_WHAT YOU ARE ASKED TO DO_.
Without any pictures, print the lines below from the one that has "Enumerate this screenshot's" through the one that has "Decode this image", exactly and nothing else.

[MATERIAL FOR THIS TASK Boundary: Start]

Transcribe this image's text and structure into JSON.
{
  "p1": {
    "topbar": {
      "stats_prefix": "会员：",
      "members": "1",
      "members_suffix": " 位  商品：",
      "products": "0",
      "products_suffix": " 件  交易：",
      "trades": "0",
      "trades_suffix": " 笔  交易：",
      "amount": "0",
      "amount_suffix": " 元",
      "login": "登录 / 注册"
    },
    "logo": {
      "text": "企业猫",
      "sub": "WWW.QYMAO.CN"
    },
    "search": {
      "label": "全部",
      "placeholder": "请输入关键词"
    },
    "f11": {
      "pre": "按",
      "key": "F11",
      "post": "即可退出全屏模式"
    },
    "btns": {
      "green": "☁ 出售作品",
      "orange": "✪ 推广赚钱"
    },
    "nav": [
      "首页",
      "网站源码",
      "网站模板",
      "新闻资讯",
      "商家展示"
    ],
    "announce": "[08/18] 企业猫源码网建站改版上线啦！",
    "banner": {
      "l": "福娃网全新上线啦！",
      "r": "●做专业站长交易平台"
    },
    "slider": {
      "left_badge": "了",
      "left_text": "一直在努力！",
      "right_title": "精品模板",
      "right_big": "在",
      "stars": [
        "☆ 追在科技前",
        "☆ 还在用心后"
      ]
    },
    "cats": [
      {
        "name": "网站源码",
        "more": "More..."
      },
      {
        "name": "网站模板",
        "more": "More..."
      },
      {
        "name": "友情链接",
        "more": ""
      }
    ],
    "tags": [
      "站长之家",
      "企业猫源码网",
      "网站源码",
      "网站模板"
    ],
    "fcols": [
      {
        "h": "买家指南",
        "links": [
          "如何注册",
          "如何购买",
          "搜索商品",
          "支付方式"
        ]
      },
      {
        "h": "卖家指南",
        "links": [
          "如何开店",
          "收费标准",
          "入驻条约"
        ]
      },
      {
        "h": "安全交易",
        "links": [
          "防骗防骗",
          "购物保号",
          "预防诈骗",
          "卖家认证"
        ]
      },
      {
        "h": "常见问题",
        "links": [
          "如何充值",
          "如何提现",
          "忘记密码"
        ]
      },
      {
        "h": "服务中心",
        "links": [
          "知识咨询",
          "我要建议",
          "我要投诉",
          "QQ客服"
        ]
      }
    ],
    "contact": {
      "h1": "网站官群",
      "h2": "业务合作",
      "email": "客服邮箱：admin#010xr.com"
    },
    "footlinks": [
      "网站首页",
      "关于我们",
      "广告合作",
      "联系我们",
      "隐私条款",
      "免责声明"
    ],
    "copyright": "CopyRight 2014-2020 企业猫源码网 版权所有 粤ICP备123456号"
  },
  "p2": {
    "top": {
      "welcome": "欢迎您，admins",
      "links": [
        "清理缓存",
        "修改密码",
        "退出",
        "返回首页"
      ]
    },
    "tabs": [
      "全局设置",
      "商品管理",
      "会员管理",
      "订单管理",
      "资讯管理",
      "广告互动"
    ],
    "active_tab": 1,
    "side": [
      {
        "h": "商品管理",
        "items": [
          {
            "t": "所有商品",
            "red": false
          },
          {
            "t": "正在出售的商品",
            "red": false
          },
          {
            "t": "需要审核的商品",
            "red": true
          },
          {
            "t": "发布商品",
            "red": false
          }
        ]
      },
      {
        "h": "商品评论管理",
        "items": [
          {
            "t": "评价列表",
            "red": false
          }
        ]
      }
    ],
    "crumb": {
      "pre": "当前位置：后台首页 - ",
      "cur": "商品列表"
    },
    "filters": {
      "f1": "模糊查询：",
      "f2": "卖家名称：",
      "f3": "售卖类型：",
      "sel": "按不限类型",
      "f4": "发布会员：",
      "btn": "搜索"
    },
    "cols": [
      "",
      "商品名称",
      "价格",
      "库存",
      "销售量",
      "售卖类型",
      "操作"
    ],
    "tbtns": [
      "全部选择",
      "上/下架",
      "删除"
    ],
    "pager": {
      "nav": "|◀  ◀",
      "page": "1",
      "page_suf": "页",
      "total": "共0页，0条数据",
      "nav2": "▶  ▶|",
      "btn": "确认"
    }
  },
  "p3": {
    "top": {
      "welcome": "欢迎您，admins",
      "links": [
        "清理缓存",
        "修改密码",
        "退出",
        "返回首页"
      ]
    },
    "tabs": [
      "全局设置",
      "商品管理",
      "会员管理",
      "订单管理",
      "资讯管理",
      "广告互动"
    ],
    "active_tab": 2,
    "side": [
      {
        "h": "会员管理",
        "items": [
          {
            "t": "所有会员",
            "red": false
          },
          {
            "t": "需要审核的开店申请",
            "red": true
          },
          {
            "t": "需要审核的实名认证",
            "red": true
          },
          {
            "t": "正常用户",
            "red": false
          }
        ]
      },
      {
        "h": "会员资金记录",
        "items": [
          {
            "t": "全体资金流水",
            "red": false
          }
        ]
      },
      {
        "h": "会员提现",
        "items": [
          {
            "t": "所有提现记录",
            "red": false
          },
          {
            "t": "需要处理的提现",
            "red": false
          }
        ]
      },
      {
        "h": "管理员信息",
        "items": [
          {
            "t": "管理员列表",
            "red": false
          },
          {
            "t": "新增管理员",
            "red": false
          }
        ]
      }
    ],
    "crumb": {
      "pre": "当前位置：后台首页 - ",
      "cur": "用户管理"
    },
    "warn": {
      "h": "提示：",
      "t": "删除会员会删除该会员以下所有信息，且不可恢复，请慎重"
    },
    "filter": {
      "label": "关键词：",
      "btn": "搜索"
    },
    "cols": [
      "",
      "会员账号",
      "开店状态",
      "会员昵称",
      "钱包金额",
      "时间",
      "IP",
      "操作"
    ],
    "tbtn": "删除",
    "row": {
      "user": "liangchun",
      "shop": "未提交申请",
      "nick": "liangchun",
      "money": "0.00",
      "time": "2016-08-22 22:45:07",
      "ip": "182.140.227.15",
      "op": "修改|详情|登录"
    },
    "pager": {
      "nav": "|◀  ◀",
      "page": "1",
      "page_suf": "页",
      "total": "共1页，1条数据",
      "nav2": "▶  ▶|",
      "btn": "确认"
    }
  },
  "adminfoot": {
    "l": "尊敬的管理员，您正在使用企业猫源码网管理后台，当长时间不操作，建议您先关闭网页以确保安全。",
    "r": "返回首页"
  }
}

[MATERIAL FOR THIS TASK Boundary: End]
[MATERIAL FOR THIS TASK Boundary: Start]

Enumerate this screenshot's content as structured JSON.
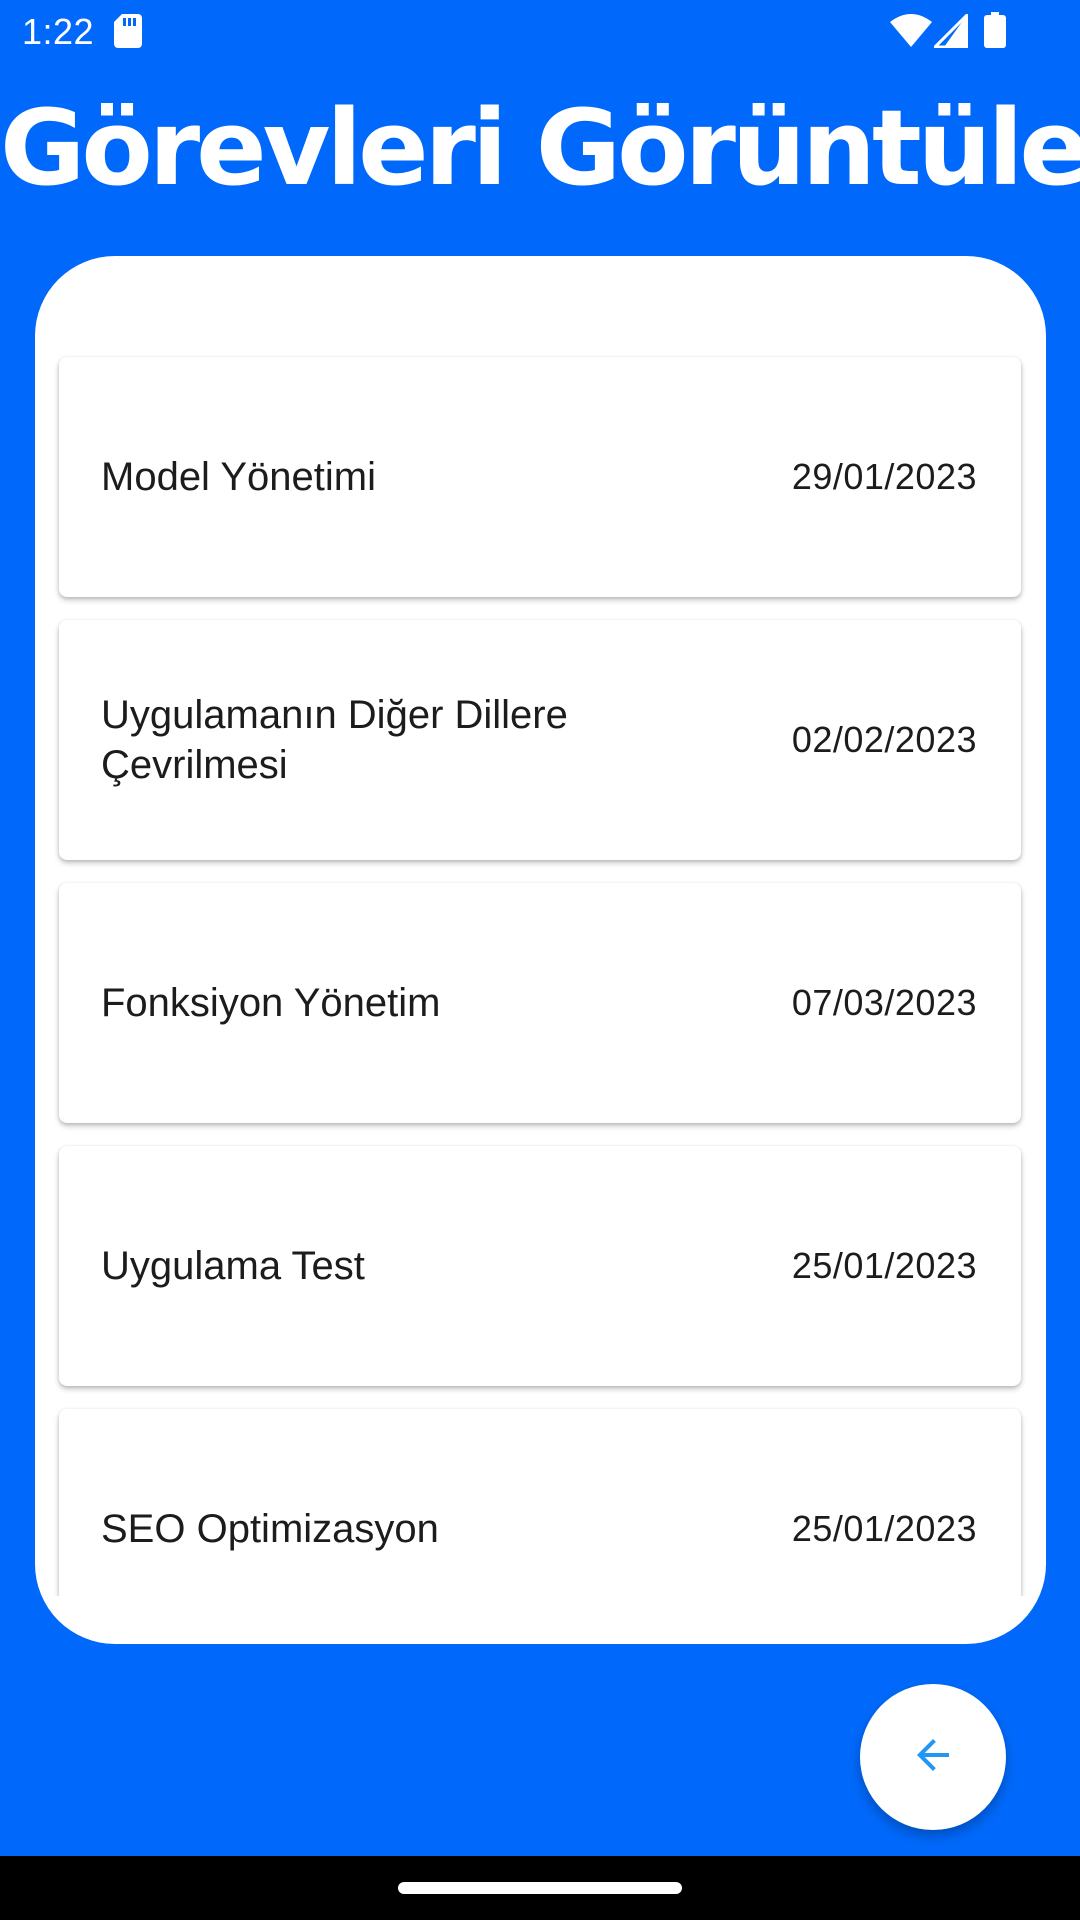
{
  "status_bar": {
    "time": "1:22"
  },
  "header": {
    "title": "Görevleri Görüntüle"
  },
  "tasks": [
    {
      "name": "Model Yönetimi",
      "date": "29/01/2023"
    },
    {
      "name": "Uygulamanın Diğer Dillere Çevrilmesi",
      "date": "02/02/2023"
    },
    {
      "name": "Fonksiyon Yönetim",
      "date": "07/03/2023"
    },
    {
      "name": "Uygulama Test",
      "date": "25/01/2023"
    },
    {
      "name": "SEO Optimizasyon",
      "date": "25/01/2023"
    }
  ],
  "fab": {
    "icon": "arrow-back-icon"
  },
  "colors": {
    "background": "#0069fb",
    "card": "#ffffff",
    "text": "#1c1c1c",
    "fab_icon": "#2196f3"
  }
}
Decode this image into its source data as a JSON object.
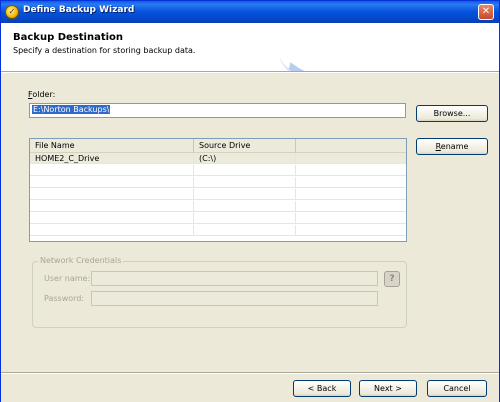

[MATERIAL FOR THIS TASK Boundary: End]

_FINAL ANSWER_.
Enumerate this screenshot's content as structured JSON.
{
  "status_bar": {
    "time": "1:22"
  },
  "header": {
    "title": "Görevleri Görüntüle"
  },
  "tasks": [
    {
      "name": "Model Yönetimi",
      "date": "29/01/2023"
    },
    {
      "name": "Uygulamanın Diğer Dillere Çevrilmesi",
      "date": "02/02/2023"
    },
    {
      "name": "Fonksiyon Yönetim",
      "date": "07/03/2023"
    },
    {
      "name": "Uygulama Test",
      "date": "25/01/2023"
    },
    {
      "name": "SEO Optimizasyon",
      "date": "25/01/2023"
    }
  ],
  "fab": {
    "icon": "arrow-back-icon"
  },
  "colors": {
    "background": "#0069fb",
    "card": "#ffffff",
    "text": "#1c1c1c",
    "fab_icon": "#2196f3"
  }
}
Decode this image into its source data as a JSON object.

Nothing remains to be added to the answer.